Start of Block

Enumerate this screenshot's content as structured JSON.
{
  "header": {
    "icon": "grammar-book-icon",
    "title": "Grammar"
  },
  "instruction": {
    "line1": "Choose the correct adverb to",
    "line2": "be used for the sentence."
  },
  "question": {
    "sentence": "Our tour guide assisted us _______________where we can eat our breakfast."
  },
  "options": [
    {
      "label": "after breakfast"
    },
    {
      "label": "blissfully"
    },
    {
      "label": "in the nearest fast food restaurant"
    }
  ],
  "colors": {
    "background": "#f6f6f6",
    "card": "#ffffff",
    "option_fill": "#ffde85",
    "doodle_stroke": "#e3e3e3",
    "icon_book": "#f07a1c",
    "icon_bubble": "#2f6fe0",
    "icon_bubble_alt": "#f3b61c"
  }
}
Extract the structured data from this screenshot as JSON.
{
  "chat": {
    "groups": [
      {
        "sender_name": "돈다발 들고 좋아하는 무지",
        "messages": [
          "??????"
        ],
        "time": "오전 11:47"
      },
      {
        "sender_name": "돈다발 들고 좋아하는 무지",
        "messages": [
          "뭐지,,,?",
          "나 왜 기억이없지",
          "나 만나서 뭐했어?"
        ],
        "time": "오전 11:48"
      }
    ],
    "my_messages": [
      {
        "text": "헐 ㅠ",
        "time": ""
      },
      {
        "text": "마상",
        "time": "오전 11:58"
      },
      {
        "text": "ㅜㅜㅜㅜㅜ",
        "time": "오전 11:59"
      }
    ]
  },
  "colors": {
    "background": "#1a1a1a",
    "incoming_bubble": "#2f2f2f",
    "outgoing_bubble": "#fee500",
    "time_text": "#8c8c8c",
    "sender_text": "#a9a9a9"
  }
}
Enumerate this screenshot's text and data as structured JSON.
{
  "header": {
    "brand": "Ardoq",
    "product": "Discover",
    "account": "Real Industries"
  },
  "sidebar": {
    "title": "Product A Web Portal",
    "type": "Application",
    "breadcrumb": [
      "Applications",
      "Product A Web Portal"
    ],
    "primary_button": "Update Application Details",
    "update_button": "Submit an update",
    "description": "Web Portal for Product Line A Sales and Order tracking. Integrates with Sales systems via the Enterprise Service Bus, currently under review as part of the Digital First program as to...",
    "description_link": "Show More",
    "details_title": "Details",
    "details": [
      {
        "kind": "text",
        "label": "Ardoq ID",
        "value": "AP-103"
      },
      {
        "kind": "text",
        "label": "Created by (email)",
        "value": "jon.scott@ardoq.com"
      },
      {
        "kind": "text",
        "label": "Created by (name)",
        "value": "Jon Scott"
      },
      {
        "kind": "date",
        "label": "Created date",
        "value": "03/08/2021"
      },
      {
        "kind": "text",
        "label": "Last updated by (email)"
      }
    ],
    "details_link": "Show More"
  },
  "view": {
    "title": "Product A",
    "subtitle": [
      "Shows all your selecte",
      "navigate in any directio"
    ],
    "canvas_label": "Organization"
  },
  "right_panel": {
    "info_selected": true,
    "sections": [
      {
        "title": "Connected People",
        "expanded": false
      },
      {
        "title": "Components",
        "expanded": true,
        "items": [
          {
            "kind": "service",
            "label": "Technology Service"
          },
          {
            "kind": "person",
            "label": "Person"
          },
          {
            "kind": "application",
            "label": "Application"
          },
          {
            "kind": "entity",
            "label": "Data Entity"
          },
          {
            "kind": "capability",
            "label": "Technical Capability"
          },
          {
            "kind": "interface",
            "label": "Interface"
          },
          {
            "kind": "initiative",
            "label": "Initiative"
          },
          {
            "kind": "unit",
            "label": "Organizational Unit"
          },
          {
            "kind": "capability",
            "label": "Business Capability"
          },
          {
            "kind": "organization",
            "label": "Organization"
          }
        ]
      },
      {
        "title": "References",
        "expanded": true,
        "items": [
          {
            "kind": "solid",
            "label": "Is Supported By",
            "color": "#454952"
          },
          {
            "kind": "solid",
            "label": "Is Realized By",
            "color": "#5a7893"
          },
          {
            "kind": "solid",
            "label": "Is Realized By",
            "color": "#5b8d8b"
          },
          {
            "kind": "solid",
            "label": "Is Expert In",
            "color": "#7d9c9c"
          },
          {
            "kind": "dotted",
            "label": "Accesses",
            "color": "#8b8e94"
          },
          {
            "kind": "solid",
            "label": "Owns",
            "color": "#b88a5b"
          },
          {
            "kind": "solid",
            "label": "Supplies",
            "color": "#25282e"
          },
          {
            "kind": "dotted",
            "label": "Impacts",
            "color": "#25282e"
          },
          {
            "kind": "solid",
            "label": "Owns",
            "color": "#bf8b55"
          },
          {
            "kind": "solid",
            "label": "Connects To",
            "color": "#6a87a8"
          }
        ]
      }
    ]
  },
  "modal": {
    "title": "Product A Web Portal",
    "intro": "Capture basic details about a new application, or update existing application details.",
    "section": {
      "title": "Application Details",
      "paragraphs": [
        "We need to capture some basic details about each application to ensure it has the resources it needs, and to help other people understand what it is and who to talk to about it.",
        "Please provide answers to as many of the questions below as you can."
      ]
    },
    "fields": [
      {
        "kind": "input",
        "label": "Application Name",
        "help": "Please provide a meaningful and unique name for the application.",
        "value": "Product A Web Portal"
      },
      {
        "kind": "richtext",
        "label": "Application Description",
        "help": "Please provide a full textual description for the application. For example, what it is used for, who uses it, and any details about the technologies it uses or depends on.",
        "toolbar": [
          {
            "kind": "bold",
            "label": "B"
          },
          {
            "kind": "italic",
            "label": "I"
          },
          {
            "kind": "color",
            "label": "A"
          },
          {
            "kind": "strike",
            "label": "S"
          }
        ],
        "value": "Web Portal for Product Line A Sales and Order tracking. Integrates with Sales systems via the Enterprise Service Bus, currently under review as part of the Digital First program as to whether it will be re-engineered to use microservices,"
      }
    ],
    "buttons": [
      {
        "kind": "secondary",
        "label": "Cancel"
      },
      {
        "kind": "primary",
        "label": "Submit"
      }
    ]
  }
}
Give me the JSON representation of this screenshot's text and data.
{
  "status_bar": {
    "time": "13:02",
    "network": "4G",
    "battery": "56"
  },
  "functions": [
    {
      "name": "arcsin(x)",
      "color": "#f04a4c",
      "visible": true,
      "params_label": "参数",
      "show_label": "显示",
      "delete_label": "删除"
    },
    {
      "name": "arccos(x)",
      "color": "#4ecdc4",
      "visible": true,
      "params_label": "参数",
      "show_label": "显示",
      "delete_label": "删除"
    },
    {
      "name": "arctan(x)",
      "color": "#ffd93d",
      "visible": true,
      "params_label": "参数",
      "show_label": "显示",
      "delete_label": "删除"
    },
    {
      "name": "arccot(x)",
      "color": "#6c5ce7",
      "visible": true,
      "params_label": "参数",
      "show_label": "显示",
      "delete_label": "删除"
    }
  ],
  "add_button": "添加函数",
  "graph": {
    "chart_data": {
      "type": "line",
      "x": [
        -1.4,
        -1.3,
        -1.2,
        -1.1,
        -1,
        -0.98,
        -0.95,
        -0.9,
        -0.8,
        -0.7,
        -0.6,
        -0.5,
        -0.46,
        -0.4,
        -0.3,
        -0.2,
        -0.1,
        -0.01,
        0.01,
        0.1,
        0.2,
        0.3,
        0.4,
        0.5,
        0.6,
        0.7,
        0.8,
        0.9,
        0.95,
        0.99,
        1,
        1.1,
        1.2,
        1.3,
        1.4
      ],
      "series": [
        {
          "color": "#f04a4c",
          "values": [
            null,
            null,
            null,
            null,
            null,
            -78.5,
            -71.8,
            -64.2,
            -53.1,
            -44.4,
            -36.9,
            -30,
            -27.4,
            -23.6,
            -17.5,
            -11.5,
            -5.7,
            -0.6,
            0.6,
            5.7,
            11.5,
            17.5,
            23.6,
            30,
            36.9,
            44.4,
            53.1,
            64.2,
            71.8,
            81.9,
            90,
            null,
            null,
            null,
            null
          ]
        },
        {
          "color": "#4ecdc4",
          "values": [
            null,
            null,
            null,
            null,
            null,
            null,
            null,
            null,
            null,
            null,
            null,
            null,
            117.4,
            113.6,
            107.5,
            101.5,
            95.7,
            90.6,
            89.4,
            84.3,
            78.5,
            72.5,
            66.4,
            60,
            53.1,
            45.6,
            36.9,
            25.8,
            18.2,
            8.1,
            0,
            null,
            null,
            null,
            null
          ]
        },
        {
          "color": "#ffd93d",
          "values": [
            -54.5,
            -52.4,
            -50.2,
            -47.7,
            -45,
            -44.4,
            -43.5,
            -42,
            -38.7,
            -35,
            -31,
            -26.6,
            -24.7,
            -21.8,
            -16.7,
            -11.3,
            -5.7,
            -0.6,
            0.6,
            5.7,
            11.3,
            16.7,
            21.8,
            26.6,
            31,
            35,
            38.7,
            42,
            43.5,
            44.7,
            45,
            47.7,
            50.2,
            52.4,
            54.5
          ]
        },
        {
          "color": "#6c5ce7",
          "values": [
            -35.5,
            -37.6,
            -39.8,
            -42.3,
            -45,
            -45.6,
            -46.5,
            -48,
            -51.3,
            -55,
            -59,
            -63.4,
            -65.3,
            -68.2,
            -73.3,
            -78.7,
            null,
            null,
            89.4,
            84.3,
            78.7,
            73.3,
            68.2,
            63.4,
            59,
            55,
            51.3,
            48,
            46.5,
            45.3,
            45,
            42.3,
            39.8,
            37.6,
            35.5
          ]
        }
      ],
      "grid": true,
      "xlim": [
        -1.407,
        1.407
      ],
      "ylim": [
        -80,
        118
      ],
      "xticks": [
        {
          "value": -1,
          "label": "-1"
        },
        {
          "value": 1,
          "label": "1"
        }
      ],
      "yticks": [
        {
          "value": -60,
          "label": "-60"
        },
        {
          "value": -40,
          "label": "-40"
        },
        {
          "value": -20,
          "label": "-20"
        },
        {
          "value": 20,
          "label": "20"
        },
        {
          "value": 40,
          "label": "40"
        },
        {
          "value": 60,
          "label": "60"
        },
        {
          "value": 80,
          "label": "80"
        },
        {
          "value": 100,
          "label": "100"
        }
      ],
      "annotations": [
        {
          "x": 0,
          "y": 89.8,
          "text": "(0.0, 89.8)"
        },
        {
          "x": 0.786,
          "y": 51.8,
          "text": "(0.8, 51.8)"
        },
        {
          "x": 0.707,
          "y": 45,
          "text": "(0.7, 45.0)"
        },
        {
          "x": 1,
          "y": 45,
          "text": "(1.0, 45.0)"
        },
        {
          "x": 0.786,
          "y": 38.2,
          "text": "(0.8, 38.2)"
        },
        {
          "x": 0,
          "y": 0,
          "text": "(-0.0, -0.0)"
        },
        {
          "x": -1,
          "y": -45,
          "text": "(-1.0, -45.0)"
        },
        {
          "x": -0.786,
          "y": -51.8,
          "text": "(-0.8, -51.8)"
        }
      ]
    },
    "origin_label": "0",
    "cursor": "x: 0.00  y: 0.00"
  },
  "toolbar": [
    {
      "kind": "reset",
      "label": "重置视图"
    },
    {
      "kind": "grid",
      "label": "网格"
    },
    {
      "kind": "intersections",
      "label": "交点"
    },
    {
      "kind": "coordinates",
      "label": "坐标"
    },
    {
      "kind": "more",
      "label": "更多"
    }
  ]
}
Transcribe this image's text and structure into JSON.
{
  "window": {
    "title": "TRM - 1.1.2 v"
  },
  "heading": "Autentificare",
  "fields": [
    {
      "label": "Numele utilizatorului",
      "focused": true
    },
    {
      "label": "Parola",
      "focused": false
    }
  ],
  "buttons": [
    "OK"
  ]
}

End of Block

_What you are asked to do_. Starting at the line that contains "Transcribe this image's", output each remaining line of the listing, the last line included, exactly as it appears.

_Response area_.
Transcribe this image's text and structure into JSON.
{
  "window": {
    "title": "TRM - 1.1.2 v"
  },
  "heading": "Autentificare",
  "fields": [
    {
      "label": "Numele utilizatorului",
      "focused": true
    },
    {
      "label": "Parola",
      "focused": false
    }
  ],
  "buttons": [
    "OK"
  ]
}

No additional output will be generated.